1. an intercellular junction formerly considered to be a tight, membrane-to-membrane junction (macula occludens) but now shown to have a 2-nm gap between apposed cell membranes; the gap is not void but contains subunits in the form of polygonal lattices, which are the intercellular aspects of the two connexons that fit together, forming a channel between the cytoplasms of the two cells; it occurs in epithelia, between certain nerve cells, and in smooth and cardiac muscle; it is believed to mediate electrotonic coupling, which allows ionic currents to pass from one cell to another.
See also: synapse.
See also: connexons.
2. areas of increased electrochemical communication between myometrial cells that aid in the propagation of the contractions of labor.

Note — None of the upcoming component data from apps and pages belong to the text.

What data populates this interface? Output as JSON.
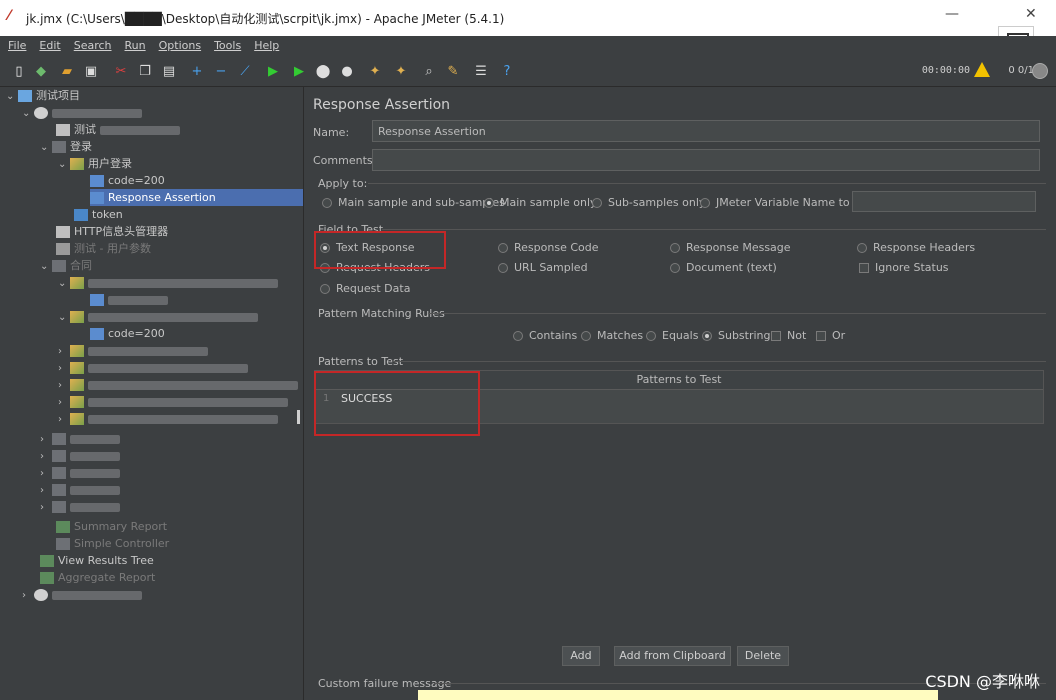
{
  "window": {
    "title": "jk.jmx (C:\\Users\\████\\Desktop\\自动化测试\\scrpit\\jk.jmx) - Apache JMeter (5.4.1)",
    "minimize": "—",
    "close": "✕"
  },
  "menu": [
    "File",
    "Edit",
    "Search",
    "Run",
    "Options",
    "Tools",
    "Help"
  ],
  "toolbar": {
    "timer": "00:00:00",
    "counter": "0 0/1",
    "colors": {
      "warning": "#f2c200",
      "run": "#33cc33"
    }
  },
  "tree": {
    "root": "测试项目",
    "nodes": [
      {
        "label": "测试",
        "indent": 1
      },
      {
        "label": "登录",
        "indent": 2
      },
      {
        "label": "用户登录",
        "indent": 3
      },
      {
        "label": "code=200",
        "indent": 4
      },
      {
        "label": "Response Assertion",
        "indent": 4
      },
      {
        "label": "token",
        "indent": 3
      },
      {
        "label": "HTTP信息头管理器",
        "indent": 2
      },
      {
        "label": "测试 - 用户参数",
        "indent": 2
      },
      {
        "label": "合同",
        "indent": 2
      },
      {
        "label": "code=200",
        "indent": 4
      },
      {
        "label": "code=200",
        "indent": 4
      },
      {
        "label": "Summary Report",
        "indent": 2
      },
      {
        "label": "Simple Controller",
        "indent": 2
      },
      {
        "label": "View Results Tree",
        "indent": 1
      },
      {
        "label": "Aggregate Report",
        "indent": 1
      }
    ]
  },
  "panel": {
    "heading": "Response Assertion",
    "name_label": "Name:",
    "name_value": "Response Assertion",
    "comments_label": "Comments:",
    "comments_value": "",
    "apply_to": {
      "label": "Apply to:",
      "options": [
        "Main sample and sub-samples",
        "Main sample only",
        "Sub-samples only",
        "JMeter Variable Name to use"
      ],
      "selected": "Main sample only"
    },
    "field_to_test": {
      "label": "Field to Test",
      "options": [
        "Text Response",
        "Response Code",
        "Response Message",
        "Response Headers",
        "Request Headers",
        "URL Sampled",
        "Document (text)",
        "Ignore Status",
        "Request Data"
      ],
      "selected": "Text Response"
    },
    "pattern_rules": {
      "label": "Pattern Matching Rules",
      "options": [
        "Contains",
        "Matches",
        "Equals",
        "Substring",
        "Not",
        "Or"
      ],
      "selected": "Substring"
    },
    "patterns": {
      "label": "Patterns to Test",
      "column": "Patterns to Test",
      "rows": [
        {
          "num": "1",
          "value": "SUCCESS"
        }
      ]
    },
    "buttons": {
      "add": "Add",
      "add_clipboard": "Add from Clipboard",
      "delete": "Delete"
    },
    "custom_failure_label": "Custom failure message"
  },
  "watermark": "CSDN @李咻咻"
}
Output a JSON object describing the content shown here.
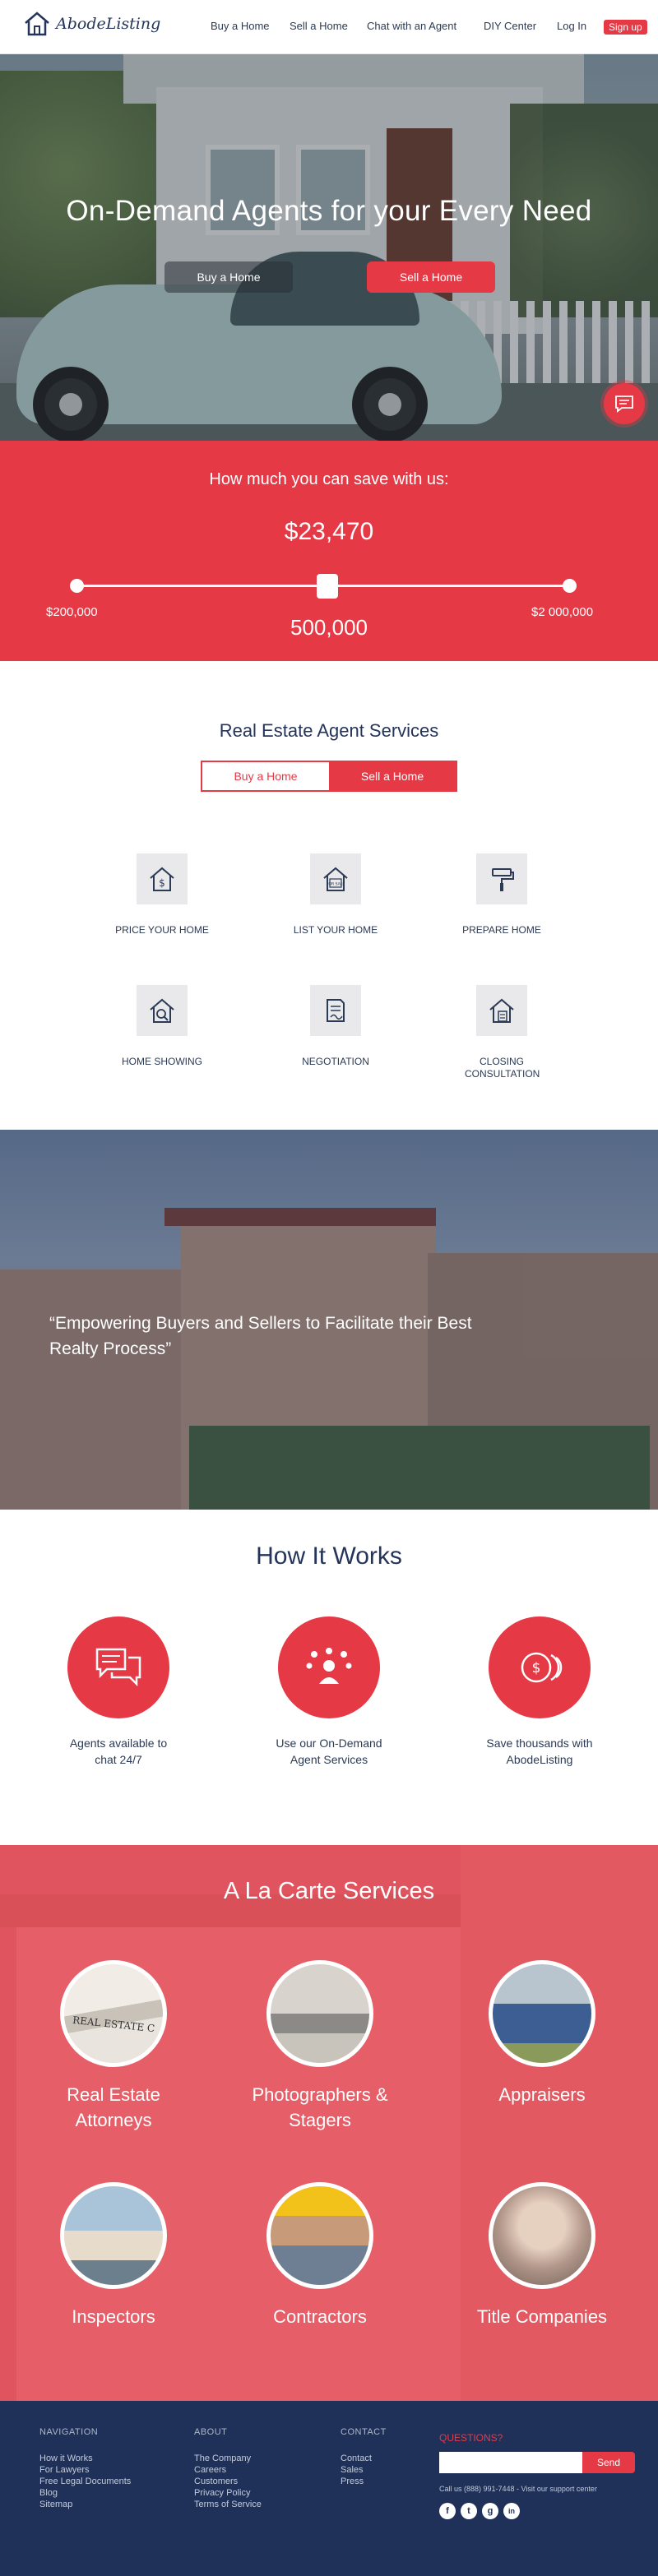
{
  "header": {
    "logo_text": "AbodeListing",
    "nav": [
      "Buy a Home",
      "Sell a Home",
      "Chat with an Agent",
      "DIY Center",
      "Log In"
    ],
    "signup": "Sign up"
  },
  "hero": {
    "title": "On-Demand Agents for your Every Need",
    "buy_button": "Buy a Home",
    "sell_button": "Sell a Home"
  },
  "savings": {
    "question": "How much you can save with us:",
    "amount": "$23,470",
    "min_label": "$200,000",
    "max_label": "$2 000,000",
    "value_label": "500,000",
    "slider_fraction": 0.17
  },
  "services": {
    "title": "Real Estate Agent Services",
    "toggle": [
      "Buy a Home",
      "Sell a Home"
    ],
    "items": [
      {
        "label": "PRICE YOUR HOME"
      },
      {
        "label": "LIST YOUR HOME",
        "icon_text": "FOR SALE"
      },
      {
        "label": "PREPARE HOME"
      },
      {
        "label": "HOME SHOWING"
      },
      {
        "label": "NEGOTIATION"
      },
      {
        "label": "CLOSING CONSULTATION"
      }
    ]
  },
  "quote": {
    "text": "“Empowering Buyers and Sellers to Facilitate their Best Realty Process”"
  },
  "how_it_works": {
    "title": "How It Works",
    "items": [
      {
        "text": "Agents available to chat 24/7"
      },
      {
        "text": "Use our On-Demand Agent Services"
      },
      {
        "text": "Save thousands with AbodeListing"
      }
    ]
  },
  "alacarte": {
    "title": "A La Carte Services",
    "items": [
      {
        "label": "Real Estate Attorneys",
        "photo_text": "REAL ESTATE C"
      },
      {
        "label": "Photographers & Stagers"
      },
      {
        "label": "Appraisers"
      },
      {
        "label": "Inspectors"
      },
      {
        "label": "Contractors"
      },
      {
        "label": "Title Companies"
      }
    ]
  },
  "footer": {
    "navigation": {
      "heading": "NAVIGATION",
      "links": [
        "How it Works",
        "For Lawyers",
        "Free Legal Documents",
        "Blog",
        "Sitemap"
      ]
    },
    "about": {
      "heading": "ABOUT",
      "links": [
        "The Company",
        "Careers",
        "Customers",
        "Privacy Policy",
        "Terms of Service"
      ]
    },
    "contact": {
      "heading": "CONTACT",
      "links": [
        "Contact",
        "Sales",
        "Press"
      ]
    },
    "questions": "QUESTIONS?",
    "send": "Send",
    "call_text": "Call us (888) 991-7448 - Visit our support center",
    "social": [
      "f",
      "t",
      "g",
      "in"
    ]
  },
  "colors": {
    "accent": "#e63946",
    "navy": "#1f3158",
    "text": "#2b3a55"
  }
}
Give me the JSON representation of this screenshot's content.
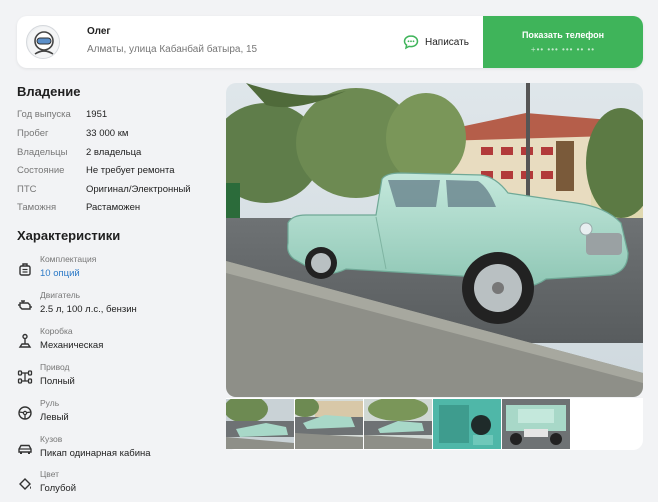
{
  "seller": {
    "name": "Олег",
    "address": "Алматы, улица Кабанбай батыра, 15",
    "write_label": "Написать",
    "phone_label": "Показать телефон",
    "phone_masked": "+•• ••• ••• •• ••"
  },
  "ownership": {
    "title": "Владение",
    "rows": [
      {
        "key": "Год выпуска",
        "value": "1951"
      },
      {
        "key": "Пробег",
        "value": "33 000 км"
      },
      {
        "key": "Владельцы",
        "value": "2 владельца"
      },
      {
        "key": "Состояние",
        "value": "Не требует ремонта"
      },
      {
        "key": "ПТС",
        "value": "Оригинал/Электронный"
      },
      {
        "key": "Таможня",
        "value": "Растаможен"
      }
    ]
  },
  "specs": {
    "title": "Характеристики",
    "items": [
      {
        "icon": "equipment-icon",
        "key": "Комплектация",
        "value": "10 опций"
      },
      {
        "icon": "engine-icon",
        "key": "Двигатель",
        "value": "2.5 л, 100 л.с., бензин"
      },
      {
        "icon": "gearbox-icon",
        "key": "Коробка",
        "value": "Механическая"
      },
      {
        "icon": "drive-icon",
        "key": "Привод",
        "value": "Полный"
      },
      {
        "icon": "steering-wheel-icon",
        "key": "Руль",
        "value": "Левый"
      },
      {
        "icon": "car-body-icon",
        "key": "Кузов",
        "value": "Пикап одинарная кабина"
      },
      {
        "icon": "paint-icon",
        "key": "Цвет",
        "value": "Голубой"
      }
    ]
  },
  "colors": {
    "accent_green": "#3fb45a",
    "link_blue": "#2d7ac7",
    "car_mint": "#a8d8c8"
  }
}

See also: connexons.

gap junc·tion

(gap jŭngk'shŭn)
1. An intercellular junction having a 2-nm gap between apposed cell membranes; the gap contains subunits in the form of polygonal lattices; it occurs in epithelia, between certain nerve cells, and in smooth and cardiac muscle.
See also: synapse
2. Areas of increased electrochemical communication between myometrial cells that aid in the propagation of the contractions of labor.
Synonym(s): nexus.
References in periodicals archive ?
1416, 1426 (1989) (describing the nexus of contracts theory as "a shorthand for the complex arrangements of many sorts that those who associate voluntarily in the corporation will work out among themselves").
Bainbridge, The Board of Directors as Nexus of Contracts, 88 IOWA L.
Eisenberg, The Conception That the Corporation is a Nexus of Contracts, and the Dual Nature of the Firm, 24 J.
See Bainbridge, supra note 13, at 11 ("I have come around to the view that the corporation is a nexus of contracts in a literal sense, albeit a very limited one."); Julian Velasco, Shareholder Ownership and Primacy, 2010 U.
See, e.g., MACEY, supra note 2, at 22 ("It has long been recognized.., that the corporation.., should be viewed as a 'nexus of contracts' or set of implicit and explicit contracts?'); Stephen M.
180, 184 (1992) ("Easterbrook and Fischel are so astute that they keep a safe distance from the assertion that the corporation is a nexus of contracts. The book delimits and subordinates this once foundational proposition.").